Where the word "https" occurs in a line of the listing, please copy the line.
--*--
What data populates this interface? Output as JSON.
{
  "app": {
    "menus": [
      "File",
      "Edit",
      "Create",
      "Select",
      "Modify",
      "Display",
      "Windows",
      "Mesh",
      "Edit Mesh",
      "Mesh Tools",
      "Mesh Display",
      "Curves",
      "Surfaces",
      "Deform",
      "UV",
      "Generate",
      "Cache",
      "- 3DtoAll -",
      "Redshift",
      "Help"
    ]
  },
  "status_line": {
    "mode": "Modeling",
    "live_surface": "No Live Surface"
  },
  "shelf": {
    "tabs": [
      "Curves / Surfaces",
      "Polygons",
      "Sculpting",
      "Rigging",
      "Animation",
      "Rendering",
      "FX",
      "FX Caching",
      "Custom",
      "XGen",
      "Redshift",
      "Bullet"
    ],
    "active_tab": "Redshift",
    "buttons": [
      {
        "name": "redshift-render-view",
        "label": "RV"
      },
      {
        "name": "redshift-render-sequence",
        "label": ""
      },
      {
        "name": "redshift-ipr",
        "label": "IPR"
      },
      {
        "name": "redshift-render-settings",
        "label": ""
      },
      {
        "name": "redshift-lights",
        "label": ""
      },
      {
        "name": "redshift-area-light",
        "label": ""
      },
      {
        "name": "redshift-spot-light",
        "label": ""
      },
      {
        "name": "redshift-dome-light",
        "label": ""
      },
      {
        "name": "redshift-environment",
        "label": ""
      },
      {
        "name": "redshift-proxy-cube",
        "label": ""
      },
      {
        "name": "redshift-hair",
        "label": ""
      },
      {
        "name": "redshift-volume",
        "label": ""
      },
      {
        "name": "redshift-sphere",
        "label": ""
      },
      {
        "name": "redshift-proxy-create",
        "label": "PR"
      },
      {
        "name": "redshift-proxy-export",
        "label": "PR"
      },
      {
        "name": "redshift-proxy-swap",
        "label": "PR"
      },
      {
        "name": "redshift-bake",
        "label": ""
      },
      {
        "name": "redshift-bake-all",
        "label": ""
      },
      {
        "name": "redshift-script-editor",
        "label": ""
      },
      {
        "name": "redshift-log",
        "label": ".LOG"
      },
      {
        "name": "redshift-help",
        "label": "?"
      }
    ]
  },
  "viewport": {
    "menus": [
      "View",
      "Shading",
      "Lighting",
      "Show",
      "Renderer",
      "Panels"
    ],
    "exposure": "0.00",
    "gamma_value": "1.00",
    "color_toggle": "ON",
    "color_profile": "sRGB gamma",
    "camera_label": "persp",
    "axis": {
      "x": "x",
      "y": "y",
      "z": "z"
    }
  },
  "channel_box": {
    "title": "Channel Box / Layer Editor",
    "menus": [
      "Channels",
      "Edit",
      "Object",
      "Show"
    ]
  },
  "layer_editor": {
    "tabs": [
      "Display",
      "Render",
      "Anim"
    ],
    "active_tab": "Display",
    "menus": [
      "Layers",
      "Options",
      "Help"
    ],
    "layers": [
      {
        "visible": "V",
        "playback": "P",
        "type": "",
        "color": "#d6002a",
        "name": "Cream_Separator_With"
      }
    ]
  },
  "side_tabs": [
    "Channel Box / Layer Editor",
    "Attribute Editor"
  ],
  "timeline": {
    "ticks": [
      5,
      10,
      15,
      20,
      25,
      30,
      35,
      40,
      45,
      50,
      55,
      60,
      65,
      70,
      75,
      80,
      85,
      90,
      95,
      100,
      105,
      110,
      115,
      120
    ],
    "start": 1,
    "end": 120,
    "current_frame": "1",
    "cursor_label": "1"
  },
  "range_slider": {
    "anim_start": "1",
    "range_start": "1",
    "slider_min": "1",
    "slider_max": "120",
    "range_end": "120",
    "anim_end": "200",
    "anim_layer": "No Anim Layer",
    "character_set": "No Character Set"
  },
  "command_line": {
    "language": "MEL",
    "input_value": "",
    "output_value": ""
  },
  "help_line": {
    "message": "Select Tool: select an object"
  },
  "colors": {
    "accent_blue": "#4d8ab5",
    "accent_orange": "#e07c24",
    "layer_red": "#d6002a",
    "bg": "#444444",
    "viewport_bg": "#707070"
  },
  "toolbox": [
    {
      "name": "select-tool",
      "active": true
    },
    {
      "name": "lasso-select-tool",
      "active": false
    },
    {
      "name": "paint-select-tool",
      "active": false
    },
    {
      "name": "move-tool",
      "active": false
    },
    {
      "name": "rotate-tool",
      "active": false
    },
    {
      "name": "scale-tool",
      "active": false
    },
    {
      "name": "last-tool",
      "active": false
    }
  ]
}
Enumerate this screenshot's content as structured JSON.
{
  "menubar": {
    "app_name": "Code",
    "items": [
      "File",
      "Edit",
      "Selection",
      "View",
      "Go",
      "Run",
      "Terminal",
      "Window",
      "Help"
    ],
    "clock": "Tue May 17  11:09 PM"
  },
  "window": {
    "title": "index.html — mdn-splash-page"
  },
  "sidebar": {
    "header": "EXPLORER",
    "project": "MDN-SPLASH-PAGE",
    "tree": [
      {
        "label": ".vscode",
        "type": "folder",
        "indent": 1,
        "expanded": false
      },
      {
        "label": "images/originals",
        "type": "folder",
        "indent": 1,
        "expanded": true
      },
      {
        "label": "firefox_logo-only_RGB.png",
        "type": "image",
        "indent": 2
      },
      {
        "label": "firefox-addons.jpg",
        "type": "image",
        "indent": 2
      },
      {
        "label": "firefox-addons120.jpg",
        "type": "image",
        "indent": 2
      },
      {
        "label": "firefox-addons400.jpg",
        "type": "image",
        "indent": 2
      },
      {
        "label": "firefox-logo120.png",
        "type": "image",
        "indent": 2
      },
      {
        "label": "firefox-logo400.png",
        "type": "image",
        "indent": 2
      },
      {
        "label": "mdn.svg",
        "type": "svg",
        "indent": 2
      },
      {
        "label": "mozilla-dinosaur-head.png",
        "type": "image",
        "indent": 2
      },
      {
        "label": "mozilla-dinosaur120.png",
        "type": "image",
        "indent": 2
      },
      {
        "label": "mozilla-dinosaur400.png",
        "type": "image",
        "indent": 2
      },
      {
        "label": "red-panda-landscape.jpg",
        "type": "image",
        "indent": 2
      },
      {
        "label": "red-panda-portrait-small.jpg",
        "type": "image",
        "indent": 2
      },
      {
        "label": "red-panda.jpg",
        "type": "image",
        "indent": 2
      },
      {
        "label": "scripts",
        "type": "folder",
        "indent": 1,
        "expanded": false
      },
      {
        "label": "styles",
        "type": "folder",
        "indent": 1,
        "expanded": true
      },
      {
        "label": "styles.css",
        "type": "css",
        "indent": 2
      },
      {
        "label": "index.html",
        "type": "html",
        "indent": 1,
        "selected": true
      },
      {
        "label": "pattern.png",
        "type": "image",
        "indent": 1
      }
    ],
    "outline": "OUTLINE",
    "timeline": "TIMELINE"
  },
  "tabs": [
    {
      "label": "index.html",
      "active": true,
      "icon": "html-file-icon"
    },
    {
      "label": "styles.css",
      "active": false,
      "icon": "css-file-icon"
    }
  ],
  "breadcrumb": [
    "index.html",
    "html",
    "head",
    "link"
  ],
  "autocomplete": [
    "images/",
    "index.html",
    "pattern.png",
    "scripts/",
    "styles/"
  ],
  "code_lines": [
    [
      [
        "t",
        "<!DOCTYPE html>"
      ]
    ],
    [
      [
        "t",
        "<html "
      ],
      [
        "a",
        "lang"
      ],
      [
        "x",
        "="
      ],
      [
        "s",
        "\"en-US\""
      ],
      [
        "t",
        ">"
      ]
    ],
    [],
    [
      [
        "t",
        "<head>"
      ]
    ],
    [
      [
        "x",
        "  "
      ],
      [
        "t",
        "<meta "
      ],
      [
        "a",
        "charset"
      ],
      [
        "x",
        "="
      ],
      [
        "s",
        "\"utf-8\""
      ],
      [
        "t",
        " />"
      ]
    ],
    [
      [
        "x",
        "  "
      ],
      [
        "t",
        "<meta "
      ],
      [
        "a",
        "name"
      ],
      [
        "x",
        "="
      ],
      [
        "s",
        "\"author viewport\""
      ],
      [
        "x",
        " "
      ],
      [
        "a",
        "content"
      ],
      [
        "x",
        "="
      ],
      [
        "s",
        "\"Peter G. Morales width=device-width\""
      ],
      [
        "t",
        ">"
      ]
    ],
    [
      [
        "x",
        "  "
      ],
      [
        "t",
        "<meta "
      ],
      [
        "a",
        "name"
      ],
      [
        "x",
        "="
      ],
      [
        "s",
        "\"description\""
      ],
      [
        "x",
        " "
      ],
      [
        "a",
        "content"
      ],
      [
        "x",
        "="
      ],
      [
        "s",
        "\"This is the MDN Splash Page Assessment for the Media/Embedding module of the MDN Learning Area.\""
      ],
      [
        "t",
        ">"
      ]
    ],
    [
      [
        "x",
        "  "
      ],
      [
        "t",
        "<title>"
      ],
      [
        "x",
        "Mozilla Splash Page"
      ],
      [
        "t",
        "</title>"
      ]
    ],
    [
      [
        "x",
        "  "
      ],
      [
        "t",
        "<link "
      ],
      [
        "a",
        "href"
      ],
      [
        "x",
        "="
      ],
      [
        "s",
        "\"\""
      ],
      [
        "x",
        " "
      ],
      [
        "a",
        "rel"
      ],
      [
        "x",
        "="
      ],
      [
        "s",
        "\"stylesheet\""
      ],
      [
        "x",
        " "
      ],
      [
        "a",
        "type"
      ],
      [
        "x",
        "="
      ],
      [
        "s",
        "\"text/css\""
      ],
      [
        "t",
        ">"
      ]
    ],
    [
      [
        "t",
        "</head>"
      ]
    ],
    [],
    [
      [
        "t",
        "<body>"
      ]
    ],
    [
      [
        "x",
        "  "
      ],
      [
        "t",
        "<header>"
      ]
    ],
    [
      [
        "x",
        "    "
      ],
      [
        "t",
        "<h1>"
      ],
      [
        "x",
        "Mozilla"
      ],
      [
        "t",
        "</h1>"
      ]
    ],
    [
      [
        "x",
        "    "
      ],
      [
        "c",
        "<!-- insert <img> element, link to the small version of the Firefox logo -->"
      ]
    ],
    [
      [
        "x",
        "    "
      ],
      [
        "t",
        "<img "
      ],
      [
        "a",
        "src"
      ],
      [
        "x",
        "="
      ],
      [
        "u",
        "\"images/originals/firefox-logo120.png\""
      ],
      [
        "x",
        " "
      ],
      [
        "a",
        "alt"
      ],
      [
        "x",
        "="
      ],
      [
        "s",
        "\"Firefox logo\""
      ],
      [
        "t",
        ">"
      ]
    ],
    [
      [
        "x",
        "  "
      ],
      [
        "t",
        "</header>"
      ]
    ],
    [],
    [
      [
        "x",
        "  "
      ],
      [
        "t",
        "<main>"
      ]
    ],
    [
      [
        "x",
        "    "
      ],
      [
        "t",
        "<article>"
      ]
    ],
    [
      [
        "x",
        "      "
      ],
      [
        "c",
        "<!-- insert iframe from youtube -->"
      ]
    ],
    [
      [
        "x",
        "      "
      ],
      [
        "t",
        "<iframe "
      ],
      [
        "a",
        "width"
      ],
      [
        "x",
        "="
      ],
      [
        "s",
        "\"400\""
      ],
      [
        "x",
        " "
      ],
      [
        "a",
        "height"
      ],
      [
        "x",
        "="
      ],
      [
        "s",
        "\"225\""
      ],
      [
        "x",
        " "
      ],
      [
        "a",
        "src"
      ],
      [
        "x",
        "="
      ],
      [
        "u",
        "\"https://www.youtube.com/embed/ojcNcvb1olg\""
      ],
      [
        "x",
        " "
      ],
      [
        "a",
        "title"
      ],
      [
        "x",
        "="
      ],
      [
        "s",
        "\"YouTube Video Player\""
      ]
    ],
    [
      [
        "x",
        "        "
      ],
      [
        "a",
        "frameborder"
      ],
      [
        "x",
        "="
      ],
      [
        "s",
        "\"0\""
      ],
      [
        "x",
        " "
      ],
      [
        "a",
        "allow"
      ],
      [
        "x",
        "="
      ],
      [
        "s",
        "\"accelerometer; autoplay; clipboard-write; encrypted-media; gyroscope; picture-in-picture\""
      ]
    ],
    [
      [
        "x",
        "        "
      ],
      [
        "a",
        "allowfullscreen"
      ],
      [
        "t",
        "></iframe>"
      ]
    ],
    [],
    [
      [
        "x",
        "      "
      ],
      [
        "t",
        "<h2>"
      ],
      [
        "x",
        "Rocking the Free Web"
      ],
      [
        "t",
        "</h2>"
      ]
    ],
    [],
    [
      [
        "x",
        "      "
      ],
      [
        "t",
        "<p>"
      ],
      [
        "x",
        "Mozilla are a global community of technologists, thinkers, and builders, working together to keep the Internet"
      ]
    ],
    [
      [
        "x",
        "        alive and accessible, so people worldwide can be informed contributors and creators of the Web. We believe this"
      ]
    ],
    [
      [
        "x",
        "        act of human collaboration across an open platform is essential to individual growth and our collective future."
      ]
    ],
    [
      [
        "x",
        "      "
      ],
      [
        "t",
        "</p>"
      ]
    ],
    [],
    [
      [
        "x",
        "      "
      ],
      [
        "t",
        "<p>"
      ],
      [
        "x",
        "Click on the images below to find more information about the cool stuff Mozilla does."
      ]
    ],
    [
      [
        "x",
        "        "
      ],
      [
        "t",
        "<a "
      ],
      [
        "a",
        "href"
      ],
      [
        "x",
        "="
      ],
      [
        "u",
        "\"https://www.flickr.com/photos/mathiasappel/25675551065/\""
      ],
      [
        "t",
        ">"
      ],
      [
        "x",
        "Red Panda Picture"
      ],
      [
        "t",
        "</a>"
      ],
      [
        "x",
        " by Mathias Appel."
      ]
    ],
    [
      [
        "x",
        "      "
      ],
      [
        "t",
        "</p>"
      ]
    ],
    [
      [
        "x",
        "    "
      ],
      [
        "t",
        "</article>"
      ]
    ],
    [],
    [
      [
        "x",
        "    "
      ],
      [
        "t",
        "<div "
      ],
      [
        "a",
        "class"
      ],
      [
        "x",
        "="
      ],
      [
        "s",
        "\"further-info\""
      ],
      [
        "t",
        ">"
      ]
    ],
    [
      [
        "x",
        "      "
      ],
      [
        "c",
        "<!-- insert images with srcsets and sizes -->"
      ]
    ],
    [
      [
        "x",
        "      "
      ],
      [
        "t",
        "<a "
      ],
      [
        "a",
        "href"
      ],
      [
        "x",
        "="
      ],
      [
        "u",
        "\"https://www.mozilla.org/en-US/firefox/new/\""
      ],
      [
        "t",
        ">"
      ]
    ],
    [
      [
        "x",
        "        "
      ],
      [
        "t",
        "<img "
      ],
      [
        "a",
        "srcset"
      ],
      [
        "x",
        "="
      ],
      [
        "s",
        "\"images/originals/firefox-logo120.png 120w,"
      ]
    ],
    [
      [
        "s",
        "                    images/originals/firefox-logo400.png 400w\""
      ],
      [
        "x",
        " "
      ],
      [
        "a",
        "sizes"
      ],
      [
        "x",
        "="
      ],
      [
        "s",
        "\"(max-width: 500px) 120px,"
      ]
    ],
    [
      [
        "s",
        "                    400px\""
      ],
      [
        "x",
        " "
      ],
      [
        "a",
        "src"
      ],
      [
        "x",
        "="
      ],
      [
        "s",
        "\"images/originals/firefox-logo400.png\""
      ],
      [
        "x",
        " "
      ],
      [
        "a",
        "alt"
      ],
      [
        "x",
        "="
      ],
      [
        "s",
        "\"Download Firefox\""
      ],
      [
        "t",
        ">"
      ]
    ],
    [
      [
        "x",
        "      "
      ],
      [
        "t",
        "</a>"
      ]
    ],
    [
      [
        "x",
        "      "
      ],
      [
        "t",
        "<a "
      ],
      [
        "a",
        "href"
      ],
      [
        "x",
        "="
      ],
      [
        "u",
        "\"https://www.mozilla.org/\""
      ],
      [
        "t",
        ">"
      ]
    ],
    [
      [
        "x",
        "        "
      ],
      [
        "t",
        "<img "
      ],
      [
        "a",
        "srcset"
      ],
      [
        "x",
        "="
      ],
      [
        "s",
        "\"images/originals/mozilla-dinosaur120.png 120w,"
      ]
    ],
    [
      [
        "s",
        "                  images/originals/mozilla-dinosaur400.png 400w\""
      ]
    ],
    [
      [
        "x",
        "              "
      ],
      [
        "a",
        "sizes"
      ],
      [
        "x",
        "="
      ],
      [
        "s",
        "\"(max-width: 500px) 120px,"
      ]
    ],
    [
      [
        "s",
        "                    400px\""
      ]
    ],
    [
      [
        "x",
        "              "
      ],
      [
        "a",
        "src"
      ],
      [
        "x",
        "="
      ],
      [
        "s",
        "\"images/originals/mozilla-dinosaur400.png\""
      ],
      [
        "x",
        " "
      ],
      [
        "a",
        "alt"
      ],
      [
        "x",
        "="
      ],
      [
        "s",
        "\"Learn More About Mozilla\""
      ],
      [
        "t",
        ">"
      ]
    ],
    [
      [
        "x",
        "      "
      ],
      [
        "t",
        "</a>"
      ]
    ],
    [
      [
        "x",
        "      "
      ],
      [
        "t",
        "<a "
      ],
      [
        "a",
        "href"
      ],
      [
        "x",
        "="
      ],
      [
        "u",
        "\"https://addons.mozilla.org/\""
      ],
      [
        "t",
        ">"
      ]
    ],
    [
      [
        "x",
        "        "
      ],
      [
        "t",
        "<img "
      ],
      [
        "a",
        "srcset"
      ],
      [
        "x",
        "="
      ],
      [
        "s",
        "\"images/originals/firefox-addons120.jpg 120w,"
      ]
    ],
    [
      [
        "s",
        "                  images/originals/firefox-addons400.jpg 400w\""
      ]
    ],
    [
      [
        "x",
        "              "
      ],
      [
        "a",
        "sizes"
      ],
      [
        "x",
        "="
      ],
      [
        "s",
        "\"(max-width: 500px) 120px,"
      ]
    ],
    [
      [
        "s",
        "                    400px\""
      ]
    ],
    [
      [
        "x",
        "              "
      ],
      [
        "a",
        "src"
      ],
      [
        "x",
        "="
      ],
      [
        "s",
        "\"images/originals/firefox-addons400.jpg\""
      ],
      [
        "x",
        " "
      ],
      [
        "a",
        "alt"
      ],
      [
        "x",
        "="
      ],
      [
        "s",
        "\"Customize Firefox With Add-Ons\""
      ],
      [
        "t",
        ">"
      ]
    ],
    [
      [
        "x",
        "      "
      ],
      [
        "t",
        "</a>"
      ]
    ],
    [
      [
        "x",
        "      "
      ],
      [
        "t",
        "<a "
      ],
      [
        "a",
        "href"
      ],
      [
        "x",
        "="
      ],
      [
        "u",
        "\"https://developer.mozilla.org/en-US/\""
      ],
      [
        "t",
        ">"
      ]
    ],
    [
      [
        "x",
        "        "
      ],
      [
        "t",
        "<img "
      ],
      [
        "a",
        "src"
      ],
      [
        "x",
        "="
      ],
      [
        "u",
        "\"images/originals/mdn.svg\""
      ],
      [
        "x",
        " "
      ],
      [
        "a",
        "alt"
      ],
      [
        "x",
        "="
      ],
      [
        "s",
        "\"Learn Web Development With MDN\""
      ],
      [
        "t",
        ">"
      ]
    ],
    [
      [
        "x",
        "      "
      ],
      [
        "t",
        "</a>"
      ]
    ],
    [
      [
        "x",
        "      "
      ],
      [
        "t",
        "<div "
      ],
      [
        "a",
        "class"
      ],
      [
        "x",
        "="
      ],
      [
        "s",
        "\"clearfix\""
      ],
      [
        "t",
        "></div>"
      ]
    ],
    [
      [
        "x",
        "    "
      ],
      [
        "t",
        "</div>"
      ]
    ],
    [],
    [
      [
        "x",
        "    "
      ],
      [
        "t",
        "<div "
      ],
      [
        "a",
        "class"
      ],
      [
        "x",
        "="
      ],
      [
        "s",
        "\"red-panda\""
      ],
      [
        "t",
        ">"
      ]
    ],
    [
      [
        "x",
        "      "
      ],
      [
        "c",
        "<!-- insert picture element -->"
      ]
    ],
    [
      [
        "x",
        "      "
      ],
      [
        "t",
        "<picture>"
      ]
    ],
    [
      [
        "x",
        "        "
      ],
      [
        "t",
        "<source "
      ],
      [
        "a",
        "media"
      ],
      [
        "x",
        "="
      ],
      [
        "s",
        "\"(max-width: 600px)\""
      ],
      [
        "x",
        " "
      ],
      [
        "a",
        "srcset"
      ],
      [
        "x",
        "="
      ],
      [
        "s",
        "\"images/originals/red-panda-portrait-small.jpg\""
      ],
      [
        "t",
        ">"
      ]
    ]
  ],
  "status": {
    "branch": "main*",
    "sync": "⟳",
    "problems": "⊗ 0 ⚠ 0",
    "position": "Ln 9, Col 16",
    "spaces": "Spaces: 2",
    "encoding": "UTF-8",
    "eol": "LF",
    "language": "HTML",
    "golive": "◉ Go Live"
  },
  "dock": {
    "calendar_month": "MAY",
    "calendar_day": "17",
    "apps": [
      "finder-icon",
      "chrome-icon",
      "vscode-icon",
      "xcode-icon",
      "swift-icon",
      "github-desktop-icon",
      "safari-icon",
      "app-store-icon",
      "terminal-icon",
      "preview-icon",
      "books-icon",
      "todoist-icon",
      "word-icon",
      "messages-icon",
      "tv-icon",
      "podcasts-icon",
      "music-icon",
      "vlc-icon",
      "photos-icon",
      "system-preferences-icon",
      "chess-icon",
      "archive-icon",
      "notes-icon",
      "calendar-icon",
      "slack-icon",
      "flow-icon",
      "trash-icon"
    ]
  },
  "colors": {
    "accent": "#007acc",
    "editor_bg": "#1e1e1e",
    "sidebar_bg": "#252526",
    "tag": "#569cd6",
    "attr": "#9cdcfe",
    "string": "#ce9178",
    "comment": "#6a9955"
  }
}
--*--
*RESULT FOR THIS EXERCISE*:
        "\"https://www.youtube.com/embed/ojcNcvb1olg\""
        "\"https://www.flickr.com/photos/mathiasappel/25675551065/\""
        "\"https://www.mozilla.org/en-US/firefox/new/\""
        "\"https://www.mozilla.org/\""
        "\"https://addons.mozilla.org/\""
        "\"https://developer.mozilla.org/en-US/\""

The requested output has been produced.